Problem to work on
Find "Extract the structured" in the material, then return exactly the line containing it and all lines after it to the end, leaving out pictures.
-- Opening Marker --
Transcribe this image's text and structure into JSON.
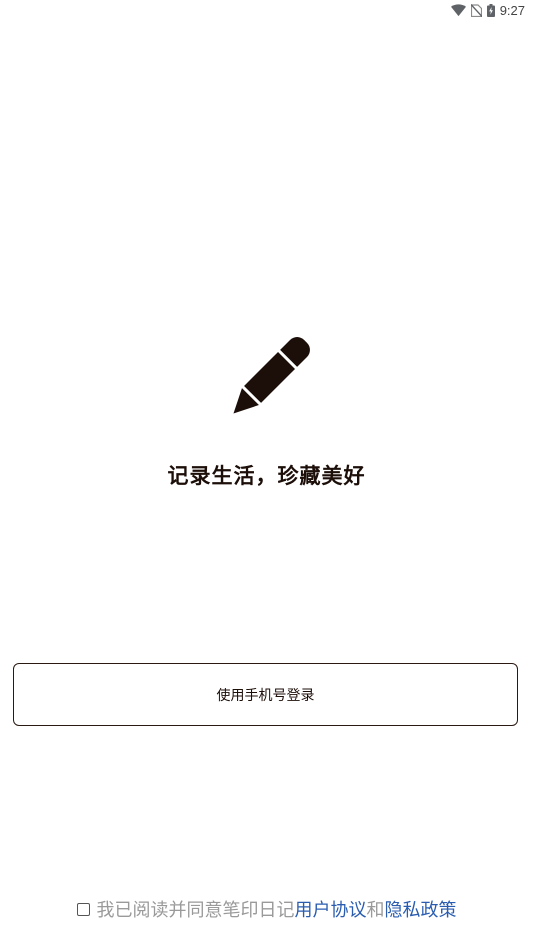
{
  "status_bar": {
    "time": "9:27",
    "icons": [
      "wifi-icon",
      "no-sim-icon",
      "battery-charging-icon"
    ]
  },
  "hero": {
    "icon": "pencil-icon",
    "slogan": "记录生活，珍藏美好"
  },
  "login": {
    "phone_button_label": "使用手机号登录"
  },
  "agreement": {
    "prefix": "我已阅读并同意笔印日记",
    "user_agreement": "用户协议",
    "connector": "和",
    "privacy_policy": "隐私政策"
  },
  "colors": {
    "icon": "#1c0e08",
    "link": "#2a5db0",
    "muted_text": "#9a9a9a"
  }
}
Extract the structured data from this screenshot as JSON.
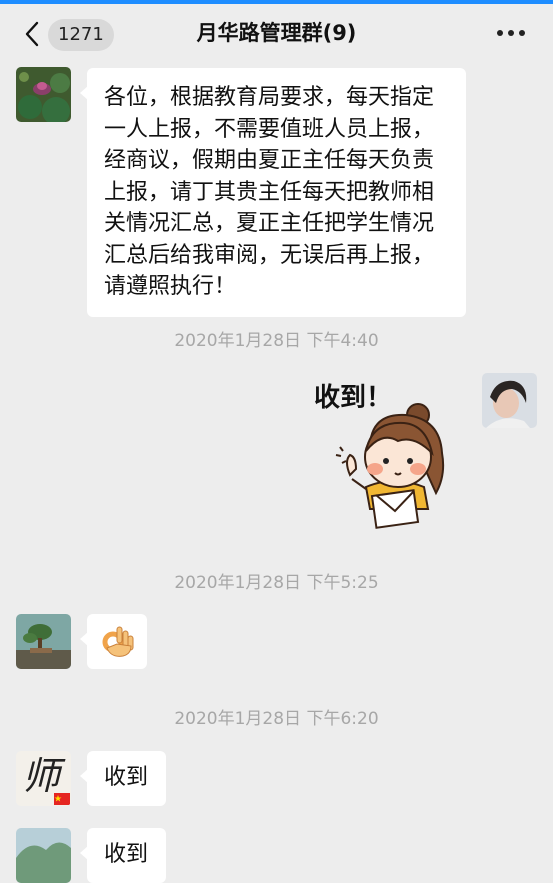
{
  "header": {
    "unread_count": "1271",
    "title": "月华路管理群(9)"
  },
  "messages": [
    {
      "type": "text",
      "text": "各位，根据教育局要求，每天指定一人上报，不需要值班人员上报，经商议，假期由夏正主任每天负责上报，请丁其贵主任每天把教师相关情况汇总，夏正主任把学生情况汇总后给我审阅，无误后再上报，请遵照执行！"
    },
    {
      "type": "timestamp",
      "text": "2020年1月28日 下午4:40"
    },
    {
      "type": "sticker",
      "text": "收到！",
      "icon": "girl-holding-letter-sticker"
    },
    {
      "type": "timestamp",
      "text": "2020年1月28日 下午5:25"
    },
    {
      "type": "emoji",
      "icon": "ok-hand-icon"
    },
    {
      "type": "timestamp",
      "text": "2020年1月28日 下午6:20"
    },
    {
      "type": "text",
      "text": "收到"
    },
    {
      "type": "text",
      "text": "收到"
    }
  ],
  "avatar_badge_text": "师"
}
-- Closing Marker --
Solved problem
Extract the structured data from this screenshot as JSON.
{
  "header": {
    "unread_count": "1271",
    "title": "月华路管理群(9)"
  },
  "messages": [
    {
      "type": "text",
      "text": "各位，根据教育局要求，每天指定一人上报，不需要值班人员上报，经商议，假期由夏正主任每天负责上报，请丁其贵主任每天把教师相关情况汇总，夏正主任把学生情况汇总后给我审阅，无误后再上报，请遵照执行！"
    },
    {
      "type": "timestamp",
      "text": "2020年1月28日 下午4:40"
    },
    {
      "type": "sticker",
      "text": "收到！",
      "icon": "girl-holding-letter-sticker"
    },
    {
      "type": "timestamp",
      "text": "2020年1月28日 下午5:25"
    },
    {
      "type": "emoji",
      "icon": "ok-hand-icon"
    },
    {
      "type": "timestamp",
      "text": "2020年1月28日 下午6:20"
    },
    {
      "type": "text",
      "text": "收到"
    },
    {
      "type": "text",
      "text": "收到"
    }
  ],
  "avatar_badge_text": "师"
}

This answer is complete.